Exploring Santa Elena Canyon: There are as many ways to enjoy Big Bend as there are people who visit. The diversity of recreational options here offers something for almost everyone. While many visitors are content to enjoy Big Bend from the comfort of the paved scenic drives, others with rugged vehicles prefer the challenge and remoteness of the park’s many unimproved dirt roads.
Any park ranger will tell you that neither desert nor mountains will truly reveal themselves to a motor vehicle. To experience the best of Big Bend, you should get out on foot, if only for a short time, and become part of the landscape. Listen to the desert silence, smell the creosotebush, and gaze towards a distant mountain range, and you will soon realize how special this place is.
How NOT to die in the Desert: With over 800, 000 acres of remote desert and mountains, visitors to Big Bend can wander and explore to their hearts content. But with this freedom comes risk. Every year, park staff must rescue hikers who either underestimate the terrain and/or temperatures or overestimate their own abilities. This environment is not forgiving; hikers have died here after going just a few hours without water.
Talk to park staff. Find out about road and trail conditions, get trip advice, and buy the maps and guidebooks you need. Check the weather forecast, too
Let someone know where you’re going. Call family or friends at home to let them know your plans. Tell the camp hosts in the campground. Leave a note on your car stating where you’re going hiking and when you expect to return.
Make sure your vehicle is in good condition and has a spare tire, a working jack, and other emergency equipment. Take extra water, food, and sleeping bags just in case. If youâ„¢re on foot, make sure all of your hiking and camping gear is in good shape.
If your vehicle breaks down or gets stuck, stay with it! It is much easier for rangers to find a car on a road than a person walking through the desert.

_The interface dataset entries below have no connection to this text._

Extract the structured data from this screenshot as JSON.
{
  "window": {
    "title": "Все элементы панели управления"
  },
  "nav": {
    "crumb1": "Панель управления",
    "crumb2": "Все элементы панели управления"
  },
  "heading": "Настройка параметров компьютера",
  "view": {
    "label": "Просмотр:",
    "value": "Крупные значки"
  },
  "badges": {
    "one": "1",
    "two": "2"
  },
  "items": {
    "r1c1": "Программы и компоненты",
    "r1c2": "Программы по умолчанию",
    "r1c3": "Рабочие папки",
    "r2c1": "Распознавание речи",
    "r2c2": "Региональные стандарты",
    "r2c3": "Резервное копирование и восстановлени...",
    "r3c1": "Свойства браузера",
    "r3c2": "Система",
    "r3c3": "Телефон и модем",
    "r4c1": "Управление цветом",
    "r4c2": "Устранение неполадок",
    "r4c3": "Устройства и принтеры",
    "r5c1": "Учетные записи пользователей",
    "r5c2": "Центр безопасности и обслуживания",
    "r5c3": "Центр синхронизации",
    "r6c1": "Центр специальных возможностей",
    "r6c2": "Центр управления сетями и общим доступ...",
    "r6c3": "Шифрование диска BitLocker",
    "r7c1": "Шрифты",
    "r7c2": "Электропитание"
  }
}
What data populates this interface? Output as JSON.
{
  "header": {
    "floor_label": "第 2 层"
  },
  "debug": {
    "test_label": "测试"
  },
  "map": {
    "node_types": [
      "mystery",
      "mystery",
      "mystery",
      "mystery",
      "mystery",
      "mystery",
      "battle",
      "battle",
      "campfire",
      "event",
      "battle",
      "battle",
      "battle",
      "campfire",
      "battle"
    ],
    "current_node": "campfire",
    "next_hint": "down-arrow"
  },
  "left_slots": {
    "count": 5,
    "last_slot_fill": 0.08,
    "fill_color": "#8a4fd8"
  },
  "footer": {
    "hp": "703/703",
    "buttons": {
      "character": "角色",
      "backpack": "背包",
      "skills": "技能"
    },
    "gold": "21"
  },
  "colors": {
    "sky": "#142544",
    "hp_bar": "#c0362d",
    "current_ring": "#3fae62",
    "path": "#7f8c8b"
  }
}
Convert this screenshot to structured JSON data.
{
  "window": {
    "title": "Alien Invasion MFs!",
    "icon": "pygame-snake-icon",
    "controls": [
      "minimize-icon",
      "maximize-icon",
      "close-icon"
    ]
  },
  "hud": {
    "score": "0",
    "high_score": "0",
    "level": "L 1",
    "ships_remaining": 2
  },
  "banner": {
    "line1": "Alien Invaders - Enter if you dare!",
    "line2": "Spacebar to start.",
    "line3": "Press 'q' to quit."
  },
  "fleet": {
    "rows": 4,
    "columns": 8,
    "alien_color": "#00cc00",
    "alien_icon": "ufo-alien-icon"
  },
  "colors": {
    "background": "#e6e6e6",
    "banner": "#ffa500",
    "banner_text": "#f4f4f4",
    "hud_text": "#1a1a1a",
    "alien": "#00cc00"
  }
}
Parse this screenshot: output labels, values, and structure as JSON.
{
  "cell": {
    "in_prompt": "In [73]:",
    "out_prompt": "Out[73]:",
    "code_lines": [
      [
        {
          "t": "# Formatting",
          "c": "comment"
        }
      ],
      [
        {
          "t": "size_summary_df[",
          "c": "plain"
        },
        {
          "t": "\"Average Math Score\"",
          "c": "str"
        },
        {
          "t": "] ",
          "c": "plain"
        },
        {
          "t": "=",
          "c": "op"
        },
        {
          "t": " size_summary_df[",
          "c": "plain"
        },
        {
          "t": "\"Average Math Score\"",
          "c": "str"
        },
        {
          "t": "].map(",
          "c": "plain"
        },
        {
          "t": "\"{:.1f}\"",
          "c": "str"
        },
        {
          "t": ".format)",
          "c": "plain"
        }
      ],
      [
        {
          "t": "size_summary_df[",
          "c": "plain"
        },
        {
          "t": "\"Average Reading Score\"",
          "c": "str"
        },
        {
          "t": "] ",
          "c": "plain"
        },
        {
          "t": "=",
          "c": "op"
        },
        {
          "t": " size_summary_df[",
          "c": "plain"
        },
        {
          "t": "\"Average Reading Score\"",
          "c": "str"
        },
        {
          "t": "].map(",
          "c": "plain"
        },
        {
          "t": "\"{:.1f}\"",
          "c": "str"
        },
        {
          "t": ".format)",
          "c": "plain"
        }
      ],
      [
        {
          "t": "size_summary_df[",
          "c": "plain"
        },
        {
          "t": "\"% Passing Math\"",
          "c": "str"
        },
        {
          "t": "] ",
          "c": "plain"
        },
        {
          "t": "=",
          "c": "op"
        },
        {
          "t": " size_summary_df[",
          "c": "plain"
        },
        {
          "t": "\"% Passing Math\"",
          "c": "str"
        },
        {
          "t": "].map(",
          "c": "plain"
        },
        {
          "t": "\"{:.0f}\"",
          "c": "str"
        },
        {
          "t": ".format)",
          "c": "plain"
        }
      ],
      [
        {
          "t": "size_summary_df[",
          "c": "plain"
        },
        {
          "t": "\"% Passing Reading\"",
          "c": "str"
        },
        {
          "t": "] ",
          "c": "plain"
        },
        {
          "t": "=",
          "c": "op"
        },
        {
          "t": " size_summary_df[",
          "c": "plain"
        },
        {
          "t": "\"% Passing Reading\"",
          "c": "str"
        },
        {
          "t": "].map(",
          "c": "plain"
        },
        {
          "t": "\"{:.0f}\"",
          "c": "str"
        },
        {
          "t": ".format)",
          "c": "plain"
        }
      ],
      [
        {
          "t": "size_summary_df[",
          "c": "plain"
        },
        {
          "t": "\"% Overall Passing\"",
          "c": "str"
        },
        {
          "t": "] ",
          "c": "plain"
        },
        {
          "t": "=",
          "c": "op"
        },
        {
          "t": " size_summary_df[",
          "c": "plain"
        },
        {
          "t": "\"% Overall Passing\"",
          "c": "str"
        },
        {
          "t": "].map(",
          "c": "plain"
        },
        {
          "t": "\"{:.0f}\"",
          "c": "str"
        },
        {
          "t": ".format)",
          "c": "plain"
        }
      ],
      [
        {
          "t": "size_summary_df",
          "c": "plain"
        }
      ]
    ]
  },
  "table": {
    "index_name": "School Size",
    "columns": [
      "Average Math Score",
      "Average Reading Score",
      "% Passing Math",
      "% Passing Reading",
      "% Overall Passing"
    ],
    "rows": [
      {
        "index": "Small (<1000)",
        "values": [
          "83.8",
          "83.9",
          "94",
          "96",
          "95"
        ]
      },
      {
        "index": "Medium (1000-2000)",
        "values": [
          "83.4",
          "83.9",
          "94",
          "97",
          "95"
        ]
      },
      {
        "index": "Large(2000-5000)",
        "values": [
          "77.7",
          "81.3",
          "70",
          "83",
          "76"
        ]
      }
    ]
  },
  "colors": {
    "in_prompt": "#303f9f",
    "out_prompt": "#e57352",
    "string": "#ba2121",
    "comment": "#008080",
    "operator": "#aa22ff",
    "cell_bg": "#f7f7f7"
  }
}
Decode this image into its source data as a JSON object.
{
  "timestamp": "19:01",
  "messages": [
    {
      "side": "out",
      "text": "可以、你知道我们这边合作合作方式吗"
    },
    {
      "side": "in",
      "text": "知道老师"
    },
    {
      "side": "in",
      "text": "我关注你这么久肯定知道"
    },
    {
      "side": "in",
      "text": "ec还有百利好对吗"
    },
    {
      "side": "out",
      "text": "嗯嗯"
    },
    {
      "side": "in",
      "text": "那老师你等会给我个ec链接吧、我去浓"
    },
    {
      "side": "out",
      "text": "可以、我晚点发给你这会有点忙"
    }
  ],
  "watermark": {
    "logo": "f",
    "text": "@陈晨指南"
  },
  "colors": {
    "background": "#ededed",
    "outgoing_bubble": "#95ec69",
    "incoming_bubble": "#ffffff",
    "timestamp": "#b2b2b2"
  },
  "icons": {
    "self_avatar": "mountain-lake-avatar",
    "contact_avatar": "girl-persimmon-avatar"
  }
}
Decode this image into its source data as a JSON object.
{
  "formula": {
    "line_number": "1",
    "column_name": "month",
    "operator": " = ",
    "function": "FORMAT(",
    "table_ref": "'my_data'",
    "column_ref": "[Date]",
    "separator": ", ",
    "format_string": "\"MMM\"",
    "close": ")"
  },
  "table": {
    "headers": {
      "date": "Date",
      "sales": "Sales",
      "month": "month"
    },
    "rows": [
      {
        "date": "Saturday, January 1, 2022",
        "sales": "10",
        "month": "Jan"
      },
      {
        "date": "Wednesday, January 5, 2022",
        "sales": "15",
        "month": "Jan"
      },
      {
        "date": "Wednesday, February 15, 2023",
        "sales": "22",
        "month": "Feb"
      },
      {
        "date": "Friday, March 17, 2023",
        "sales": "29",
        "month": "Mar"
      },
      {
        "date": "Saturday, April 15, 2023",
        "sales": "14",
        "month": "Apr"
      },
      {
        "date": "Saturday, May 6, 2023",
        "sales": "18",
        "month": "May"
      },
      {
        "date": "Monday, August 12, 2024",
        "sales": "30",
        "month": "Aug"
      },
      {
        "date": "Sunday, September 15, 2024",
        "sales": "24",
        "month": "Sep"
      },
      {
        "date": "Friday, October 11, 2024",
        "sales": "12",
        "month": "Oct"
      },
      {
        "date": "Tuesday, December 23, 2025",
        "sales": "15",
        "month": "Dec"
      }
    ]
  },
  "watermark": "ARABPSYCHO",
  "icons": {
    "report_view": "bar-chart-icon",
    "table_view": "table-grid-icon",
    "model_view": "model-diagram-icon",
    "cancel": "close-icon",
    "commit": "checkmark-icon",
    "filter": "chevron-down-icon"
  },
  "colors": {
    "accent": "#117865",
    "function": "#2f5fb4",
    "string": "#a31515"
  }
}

Know how to signal for help. Cell phones may not work here, so donâ„¢t count on being able to call out. Whistles, air horns, mirrors, and flares are all good attention-getters. While wood fires are not normally permitted in the park, they can be an effective signaling method of last resort, since the smoke can be seen for miles and will certainly get the attention of park rangers.
Have fun exploring Big Bend, but remember that YOU are responsible for your own safety. Plan ahead and stay alive!
Safety in the Sun
Even on short hikes, always take water or a sports drink. Wear a hat and loose-fitting long sleeves and long pants, and use sunscreen on all exposed skin.
Never underestimate the importance of drinking enough water out here. In Big Bend’s arid climate, your body loses water much faster than usual. Even a little physical activity, particularly in the heat of the day, greatly accelerates water loss. Headache, tiredness, and crankiness are signs that dehydration has already set in. (Thirst is an unreliable indicator; you may already be dehydrated before feeling thirsty.) Start your day in Big Bend well-hydrated, and continue to drink non-caffeinated and non-alcoholic beverages throughout the day.
Food is important, too, in order to replace the electrolytes that your body loses through sweating. Salty snacks help to maintain the electrolyte balance.